Mrs. Herlon Hughes, 1407 Arlington Ave., Lawton, Okla.
J. Shapiro, 270 center St., Ne York, N. Y.
Robert Spencer, 1005 Ashman St. Midland, Mich.


We're sorry that lack of space prevents the inclusion of the names of all New Members. The rest will appear next time.

This work is in the public domain in the United States because it was legally published within the United States (or the United Nations Headquarters in New York subject to Section 7 of the United States Headquarters Agreement) before 1964, and copyright was not renewed.
For Class A renewals records (books only) published between 1923 and 1963, check the Stanford Copyright Renewal Database and the Rutgers copyright renewal records.
For other renewal records of publications between 1922 - 1950 see the Pennsylvania copyright records scans.
For all records since 1978, search the U.S. Copyright Office records.

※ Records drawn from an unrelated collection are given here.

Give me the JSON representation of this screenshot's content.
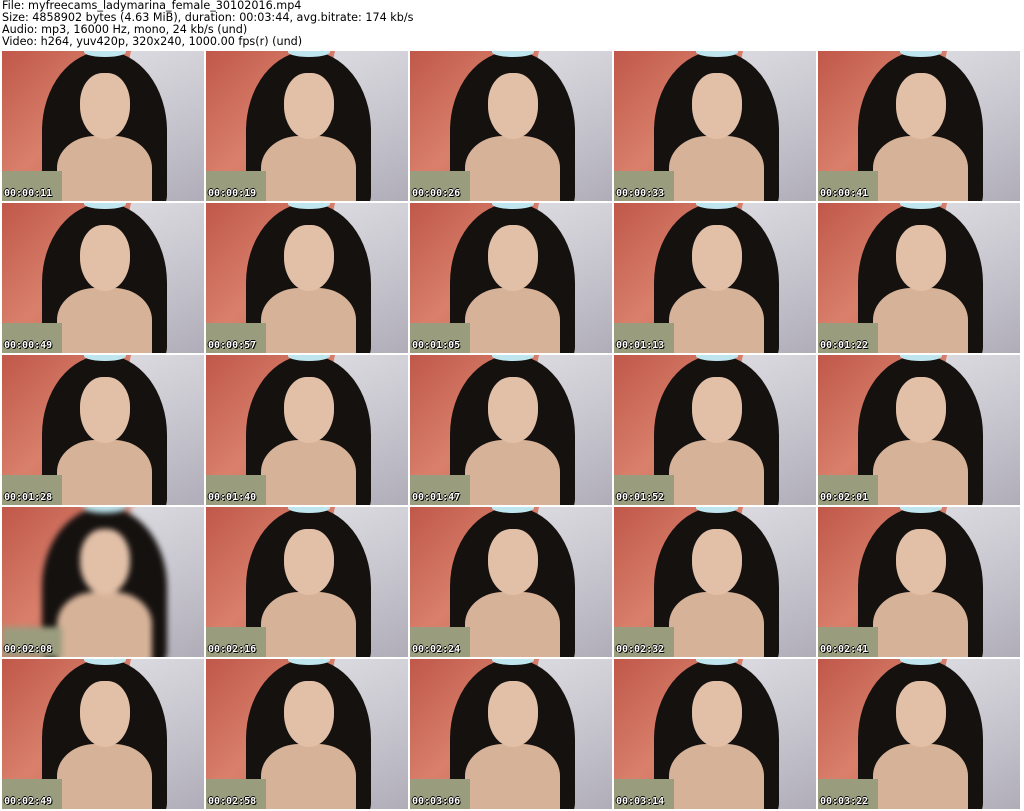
{
  "header": {
    "file": "File: myfreecams_ladymarina_female_30102016.mp4",
    "size": "Size: 4858902 bytes (4.63 MiB), duration: 00:03:44, avg.bitrate: 174 kb/s",
    "audio": "Audio: mp3, 16000 Hz, mono, 24 kb/s (und)",
    "video": "Video: h264, yuv420p, 320x240, 1000.00 fps(r) (und)"
  },
  "timestamps": [
    "00:00:11",
    "00:00:19",
    "00:00:26",
    "00:00:33",
    "00:00:41",
    "00:00:49",
    "00:00:57",
    "00:01:05",
    "00:01:13",
    "00:01:22",
    "00:01:28",
    "00:01:40",
    "00:01:47",
    "00:01:52",
    "00:02:01",
    "00:02:08",
    "00:02:16",
    "00:02:24",
    "00:02:32",
    "00:02:41",
    "00:02:49",
    "00:02:58",
    "00:03:06",
    "00:03:14",
    "00:03:22"
  ]
}
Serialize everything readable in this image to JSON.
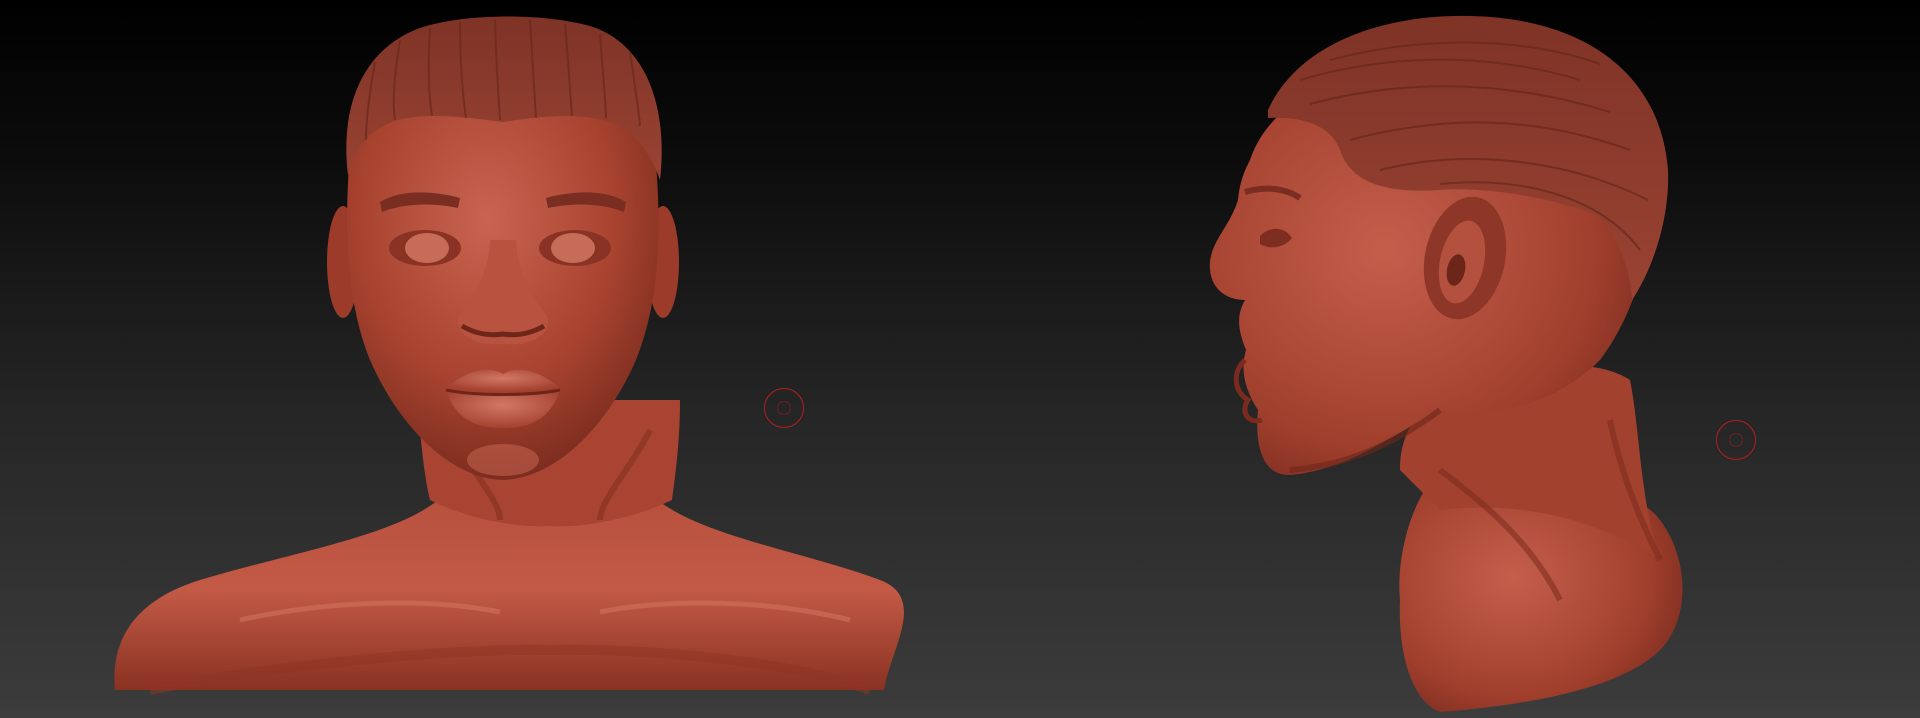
{
  "viewport": {
    "background_top": "#000000",
    "background_bottom": "#3c3c3c"
  },
  "model": {
    "material_color": "#b54a3c",
    "material_shadow": "#5e2018",
    "material_highlight": "#d77e6c",
    "views": [
      "front",
      "side"
    ]
  },
  "brush": {
    "ring_color": "#b41e1e"
  }
}
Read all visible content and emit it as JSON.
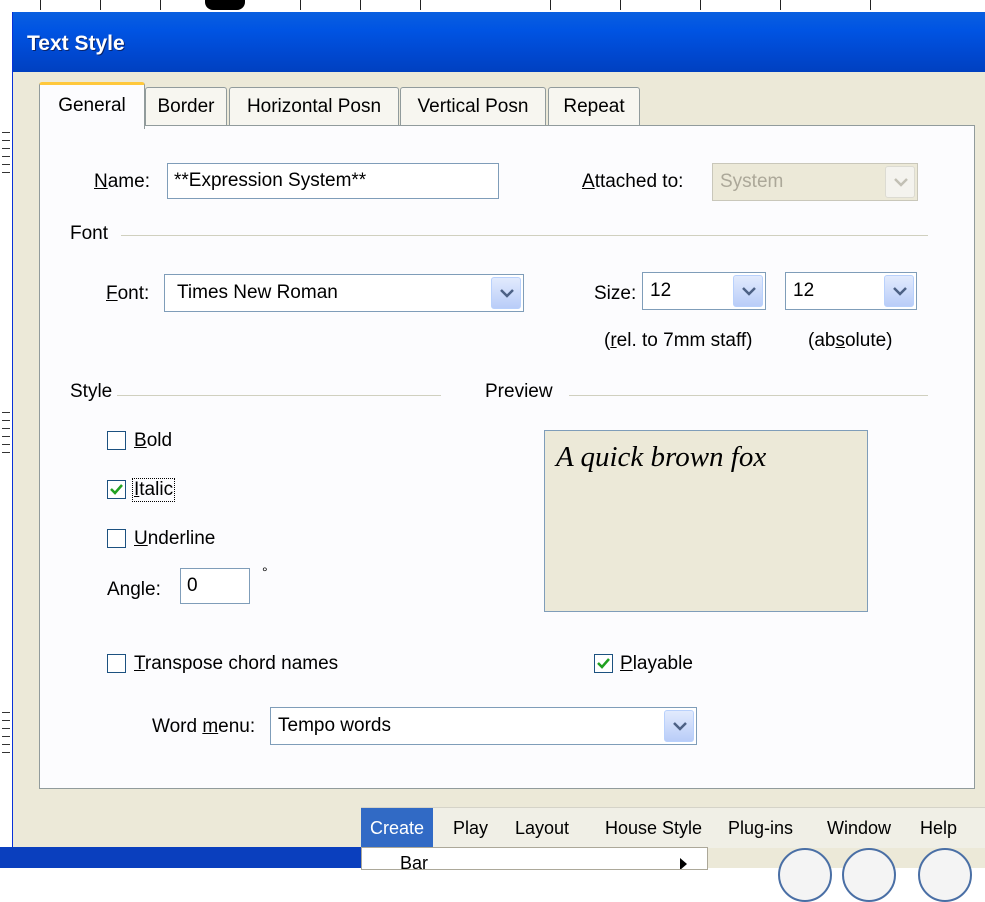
{
  "dialog": {
    "title": "Text Style",
    "tabs": [
      {
        "label": "General",
        "active": true
      },
      {
        "label": "Border"
      },
      {
        "label": "Horizontal Posn"
      },
      {
        "label": "Vertical Posn"
      },
      {
        "label": "Repeat"
      }
    ],
    "name": {
      "label_accel": "N",
      "label_rest": "ame:",
      "value": "**Expression System**"
    },
    "attached": {
      "label_accel": "A",
      "label_rest": "ttached to:",
      "value": "System",
      "enabled": false
    },
    "font_group": {
      "title": "Font"
    },
    "font": {
      "label_accel": "F",
      "label_rest": "ont:",
      "value": "Times New Roman"
    },
    "size": {
      "label": "Size:",
      "relative_value": "12",
      "absolute_value": "12",
      "rel_note_pre": "",
      "rel_note_accel": "r",
      "rel_note_post": "el. to 7mm staff)",
      "rel_note_open": "(",
      "abs_note_pre": "(ab",
      "abs_note_accel": "s",
      "abs_note_post": "olute)"
    },
    "style_group": {
      "title": "Style"
    },
    "preview_group": {
      "title": "Preview",
      "sample": "A quick brown fox"
    },
    "bold": {
      "accel": "B",
      "rest": "old",
      "checked": false
    },
    "italic": {
      "accel": "I",
      "rest": "talic",
      "checked": true
    },
    "underline": {
      "accel": "U",
      "rest": "nderline",
      "checked": false
    },
    "angle": {
      "label": "Angle:",
      "value": "0",
      "unit": "°"
    },
    "transpose": {
      "accel": "T",
      "rest": "ranspose chord names",
      "checked": false
    },
    "playable": {
      "accel": "P",
      "rest": "layable",
      "checked": true
    },
    "word_menu": {
      "label_pre": "Word ",
      "label_accel": "m",
      "label_post": "enu:",
      "value": "Tempo words"
    }
  },
  "menubar": {
    "items": [
      "Create",
      "Play",
      "Layout",
      "House Style",
      "Plug-ins",
      "Window",
      "Help"
    ],
    "open_item": "Create",
    "dropdown_first": "Bar"
  },
  "colors": {
    "titlebar": "#0054e3",
    "dialog_bg": "#ece9d8",
    "menu_highlight": "#316ac5",
    "check": "#21a121"
  }
}
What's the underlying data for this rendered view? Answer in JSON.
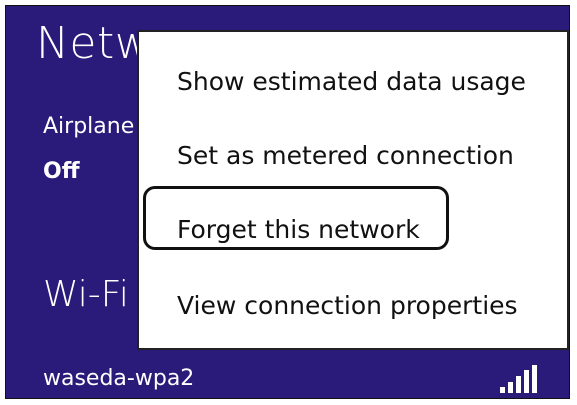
{
  "panel": {
    "title": "Netw",
    "airplane_label": "Airplane",
    "airplane_value": "Off",
    "wifi_title": "Wi-Fi"
  },
  "network": {
    "name": "waseda-wpa2",
    "signal_icon": "wifi-signal-bars-icon"
  },
  "context_menu": {
    "items": [
      {
        "label": "Show estimated data usage"
      },
      {
        "label": "Set as metered connection"
      },
      {
        "label": "Forget this network"
      },
      {
        "label": "View connection properties"
      }
    ],
    "highlighted_index": 2
  },
  "colors": {
    "panel_background": "#2a1a7a",
    "panel_text": "#ffffff",
    "menu_background": "#ffffff",
    "menu_text": "#111111",
    "highlight_border": "#111111"
  }
}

Works published in 1936 would have had to renew their copyright in either 1963 or 1964, i.e. at least 27 years after it was first published / registered but not later than 31 December(31 December) in the 28th year. As it was not renewed, it entered the public domain on 1 January 1965(1 January 1965).